▸ **Problem requirements**:
Without changing anything, output the records below.

(Items from an interface collection)
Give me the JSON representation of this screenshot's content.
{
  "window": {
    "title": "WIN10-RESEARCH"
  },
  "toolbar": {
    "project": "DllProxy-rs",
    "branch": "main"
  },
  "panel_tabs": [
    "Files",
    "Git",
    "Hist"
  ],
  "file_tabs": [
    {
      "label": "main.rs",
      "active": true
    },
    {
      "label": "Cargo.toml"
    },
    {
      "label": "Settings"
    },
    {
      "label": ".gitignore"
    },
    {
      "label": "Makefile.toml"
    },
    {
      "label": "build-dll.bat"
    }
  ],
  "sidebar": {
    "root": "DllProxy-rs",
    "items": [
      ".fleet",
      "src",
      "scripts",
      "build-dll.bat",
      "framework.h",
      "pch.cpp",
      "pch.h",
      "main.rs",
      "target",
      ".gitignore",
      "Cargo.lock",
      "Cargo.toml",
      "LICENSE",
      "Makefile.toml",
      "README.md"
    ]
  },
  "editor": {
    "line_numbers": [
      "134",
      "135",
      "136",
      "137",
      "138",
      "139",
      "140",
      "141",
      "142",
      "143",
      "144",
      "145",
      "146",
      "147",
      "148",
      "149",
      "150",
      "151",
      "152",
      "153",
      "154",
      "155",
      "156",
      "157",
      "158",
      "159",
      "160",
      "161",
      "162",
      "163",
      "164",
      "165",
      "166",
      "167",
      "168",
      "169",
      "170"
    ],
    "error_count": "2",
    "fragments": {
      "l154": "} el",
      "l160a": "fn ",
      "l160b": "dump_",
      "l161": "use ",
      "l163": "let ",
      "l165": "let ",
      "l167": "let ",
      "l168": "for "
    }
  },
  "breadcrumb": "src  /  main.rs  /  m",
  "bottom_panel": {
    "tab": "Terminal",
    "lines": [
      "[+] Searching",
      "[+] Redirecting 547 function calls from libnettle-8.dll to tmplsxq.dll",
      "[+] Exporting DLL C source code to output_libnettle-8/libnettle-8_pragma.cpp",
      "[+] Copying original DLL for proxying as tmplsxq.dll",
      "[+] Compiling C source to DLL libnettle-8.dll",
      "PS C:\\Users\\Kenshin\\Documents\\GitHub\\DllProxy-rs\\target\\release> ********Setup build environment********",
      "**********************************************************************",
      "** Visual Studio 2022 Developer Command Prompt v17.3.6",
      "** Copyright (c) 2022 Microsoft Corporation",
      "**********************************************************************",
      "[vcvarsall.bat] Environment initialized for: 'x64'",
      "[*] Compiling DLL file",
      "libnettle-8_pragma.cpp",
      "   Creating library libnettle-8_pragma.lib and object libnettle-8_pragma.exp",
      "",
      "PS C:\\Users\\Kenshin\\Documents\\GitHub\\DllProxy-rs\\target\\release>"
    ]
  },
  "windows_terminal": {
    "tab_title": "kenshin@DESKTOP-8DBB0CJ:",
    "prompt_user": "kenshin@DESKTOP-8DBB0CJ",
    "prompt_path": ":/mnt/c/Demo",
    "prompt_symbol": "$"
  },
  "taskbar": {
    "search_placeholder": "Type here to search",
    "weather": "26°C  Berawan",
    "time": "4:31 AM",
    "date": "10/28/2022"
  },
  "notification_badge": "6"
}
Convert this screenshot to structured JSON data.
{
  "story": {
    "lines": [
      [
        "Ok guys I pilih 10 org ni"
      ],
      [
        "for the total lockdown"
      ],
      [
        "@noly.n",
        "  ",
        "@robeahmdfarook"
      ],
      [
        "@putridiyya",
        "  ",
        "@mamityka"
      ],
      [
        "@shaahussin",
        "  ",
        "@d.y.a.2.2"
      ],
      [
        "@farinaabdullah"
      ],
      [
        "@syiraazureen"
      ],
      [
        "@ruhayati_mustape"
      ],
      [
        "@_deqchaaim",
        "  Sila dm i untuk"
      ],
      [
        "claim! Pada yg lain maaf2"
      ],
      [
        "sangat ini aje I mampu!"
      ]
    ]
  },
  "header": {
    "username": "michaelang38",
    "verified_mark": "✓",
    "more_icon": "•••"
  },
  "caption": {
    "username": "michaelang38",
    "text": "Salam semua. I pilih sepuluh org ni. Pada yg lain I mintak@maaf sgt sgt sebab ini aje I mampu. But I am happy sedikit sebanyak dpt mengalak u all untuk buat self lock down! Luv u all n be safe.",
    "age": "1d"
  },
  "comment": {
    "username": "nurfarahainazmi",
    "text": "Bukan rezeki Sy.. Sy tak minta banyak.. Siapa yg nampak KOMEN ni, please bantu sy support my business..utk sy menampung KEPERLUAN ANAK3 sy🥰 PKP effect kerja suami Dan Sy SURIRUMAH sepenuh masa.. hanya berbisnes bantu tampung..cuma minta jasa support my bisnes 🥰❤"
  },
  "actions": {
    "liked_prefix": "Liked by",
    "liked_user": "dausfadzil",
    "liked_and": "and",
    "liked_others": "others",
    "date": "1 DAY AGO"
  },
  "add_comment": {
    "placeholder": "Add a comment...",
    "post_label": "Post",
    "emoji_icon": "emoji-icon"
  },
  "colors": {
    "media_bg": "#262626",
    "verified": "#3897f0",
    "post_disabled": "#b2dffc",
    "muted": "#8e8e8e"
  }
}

▸ **Written response**:
Give me the JSON representation of this screenshot's content.
{
  "window": {
    "title": "WIN10-RESEARCH"
  },
  "toolbar": {
    "project": "DllProxy-rs",
    "branch": "main"
  },
  "panel_tabs": [
    "Files",
    "Git",
    "Hist"
  ],
  "file_tabs": [
    {
      "label": "main.rs",
      "active": true
    },
    {
      "label": "Cargo.toml"
    },
    {
      "label": "Settings"
    },
    {
      "label": ".gitignore"
    },
    {
      "label": "Makefile.toml"
    },
    {
      "label": "build-dll.bat"
    }
  ],
  "sidebar": {
    "root": "DllProxy-rs",
    "items": [
      ".fleet",
      "src",
      "scripts",
      "build-dll.bat",
      "framework.h",
      "pch.cpp",
      "pch.h",
      "main.rs",
      "target",
      ".gitignore",
      "Cargo.lock",
      "Cargo.toml",
      "LICENSE",
      "Makefile.toml",
      "README.md"
    ]
  },
  "editor": {
    "line_numbers": [
      "134",
      "135",
      "136",
      "137",
      "138",
      "139",
      "140",
      "141",
      "142",
      "143",
      "144",
      "145",
      "146",
      "147",
      "148",
      "149",
      "150",
      "151",
      "152",
      "153",
      "154",
      "155",
      "156",
      "157",
      "158",
      "159",
      "160",
      "161",
      "162",
      "163",
      "164",
      "165",
      "166",
      "167",
      "168",
      "169",
      "170"
    ],
    "error_count": "2",
    "fragments": {
      "l154": "} el",
      "l160a": "fn ",
      "l160b": "dump_",
      "l161": "use ",
      "l163": "let ",
      "l165": "let ",
      "l167": "let ",
      "l168": "for "
    }
  },
  "breadcrumb": "src  /  main.rs  /  m",
  "bottom_panel": {
    "tab": "Terminal",
    "lines": [
      "[+] Searching",
      "[+] Redirecting 547 function calls from libnettle-8.dll to tmplsxq.dll",
      "[+] Exporting DLL C source code to output_libnettle-8/libnettle-8_pragma.cpp",
      "[+] Copying original DLL for proxying as tmplsxq.dll",
      "[+] Compiling C source to DLL libnettle-8.dll",
      "PS C:\\Users\\Kenshin\\Documents\\GitHub\\DllProxy-rs\\target\\release> ********Setup build environment********",
      "**********************************************************************",
      "** Visual Studio 2022 Developer Command Prompt v17.3.6",
      "** Copyright (c) 2022 Microsoft Corporation",
      "**********************************************************************",
      "[vcvarsall.bat] Environment initialized for: 'x64'",
      "[*] Compiling DLL file",
      "libnettle-8_pragma.cpp",
      "   Creating library libnettle-8_pragma.lib and object libnettle-8_pragma.exp",
      "",
      "PS C:\\Users\\Kenshin\\Documents\\GitHub\\DllProxy-rs\\target\\release>"
    ]
  },
  "windows_terminal": {
    "tab_title": "kenshin@DESKTOP-8DBB0CJ:",
    "prompt_user": "kenshin@DESKTOP-8DBB0CJ",
    "prompt_path": ":/mnt/c/Demo",
    "prompt_symbol": "$"
  },
  "taskbar": {
    "search_placeholder": "Type here to search",
    "weather": "26°C  Berawan",
    "time": "4:31 AM",
    "date": "10/28/2022"
  },
  "notification_badge": "6"
}
Convert this screenshot to structured JSON data.
{
  "story": {
    "lines": [
      [
        "Ok guys I pilih 10 org ni"
      ],
      [
        "for the total lockdown"
      ],
      [
        "@noly.n",
        "  ",
        "@robeahmdfarook"
      ],
      [
        "@putridiyya",
        "  ",
        "@mamityka"
      ],
      [
        "@shaahussin",
        "  ",
        "@d.y.a.2.2"
      ],
      [
        "@farinaabdullah"
      ],
      [
        "@syiraazureen"
      ],
      [
        "@ruhayati_mustape"
      ],
      [
        "@_deqchaaim",
        "  Sila dm i untuk"
      ],
      [
        "claim! Pada yg lain maaf2"
      ],
      [
        "sangat ini aje I mampu!"
      ]
    ]
  },
  "header": {
    "username": "michaelang38",
    "verified_mark": "✓",
    "more_icon": "•••"
  },
  "caption": {
    "username": "michaelang38",
    "text": "Salam semua. I pilih sepuluh org ni. Pada yg lain I mintak@maaf sgt sgt sebab ini aje I mampu. But I am happy sedikit sebanyak dpt mengalak u all untuk buat self lock down! Luv u all n be safe.",
    "age": "1d"
  },
  "comment": {
    "username": "nurfarahainazmi",
    "text": "Bukan rezeki Sy.. Sy tak minta banyak.. Siapa yg nampak KOMEN ni, please bantu sy support my business..utk sy menampung KEPERLUAN ANAK3 sy🥰 PKP effect kerja suami Dan Sy SURIRUMAH sepenuh masa.. hanya berbisnes bantu tampung..cuma minta jasa support my bisnes 🥰❤"
  },
  "actions": {
    "liked_prefix": "Liked by",
    "liked_user": "dausfadzil",
    "liked_and": "and",
    "liked_others": "others",
    "date": "1 DAY AGO"
  },
  "add_comment": {
    "placeholder": "Add a comment...",
    "post_label": "Post",
    "emoji_icon": "emoji-icon"
  },
  "colors": {
    "media_bg": "#262626",
    "verified": "#3897f0",
    "post_disabled": "#b2dffc",
    "muted": "#8e8e8e"
  }
}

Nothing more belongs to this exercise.